Elk Multi-Season tags are expected to sell out in 5 seconds or less
Information and photo released by Washington Department of Fish and Wildlife
Hunters who purchased a multi-season permit application earlier this year, but were not selected in the April drawing, are eligible to buy the unsold 2,610 deer and 116 elk multi-season tags on a first-come, first-served basis on Thursday, August 22.
Jenika Stinkeoway, customer service manager for the Washington Department of Fish and Wildlife (WDFW), said elk multi-season tags will go on sale at 10 a.m. on Aug. 22, and are expected to sell out in 5 seconds or less. Multi-season deer tags will go on sale 10 minutes later at 10:10 a.m. Hunters planning to purchase both tags must do so in two separate transactions.
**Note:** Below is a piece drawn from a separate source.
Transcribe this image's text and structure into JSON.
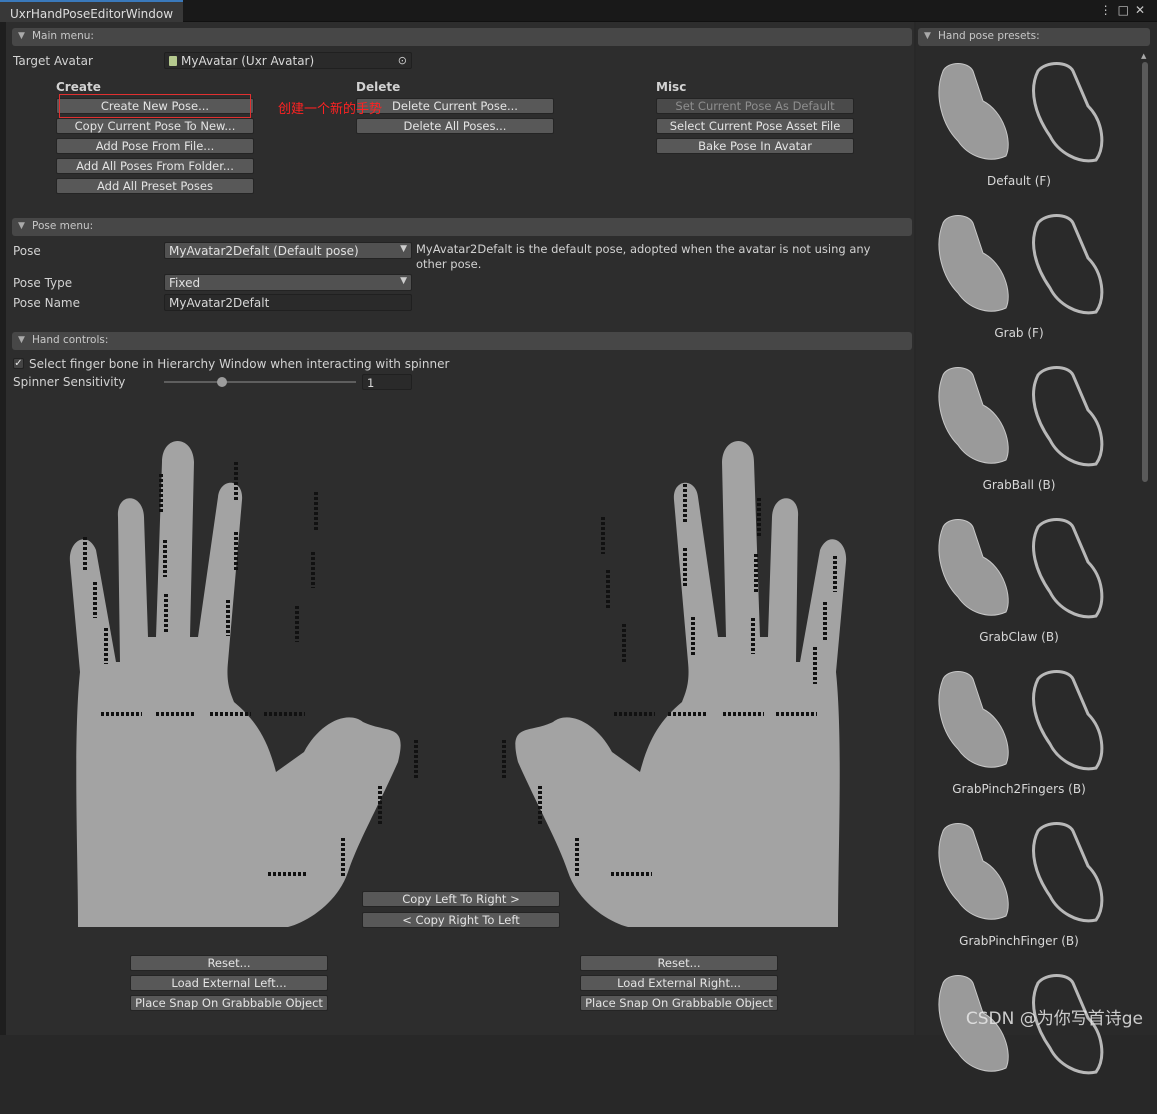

Hunters who want to purchase a deer or elk multi-season tag must have purchased a 2019 deer or elk multi-season special hunt application, and also have a general season elk or deer license before buying a multi-season tag. General season elk or deer tags must be surrendered to an authorized WDFW license dealer at the time of the multi-season purchase – no exceptions. To find a license dealer near you, visit https://wdfw.wa.gov/licenses/dealers.
Multi-season deer tags are $139.10, and multi-season elk tags are $182.00. Tag costs are the same for residents and non-residents.
Multi-season tags can only be purchased at an authorized WDFW license dealer, at a WDFW regional office, or at WDFW headquarters in Olympia. With the high demand for multi-season elk tags, Stinkeoway said it is likely that only one in every 20 license vendors will be able to complete a transaction for elk.
If multi-season deer tags don’t sell out on Aug. 22, they will remain on sale until the tag limit is reached. Hunters who purchase a multi-season tag will not lose points in their multi-season deer or elk special hunt application categories.
Hunters with multi-season permits can hunt all three weapon choices (modern rifle, muzzleloader, archery), season permitting, until their tag is filled.
The Washington Department of Fish and Wildlife is the state agency tasked with preserving, protecting and perpetuating fish, wildlife and ecosystems, while providing sustainable fishing, hunting, and other recreation opportunities.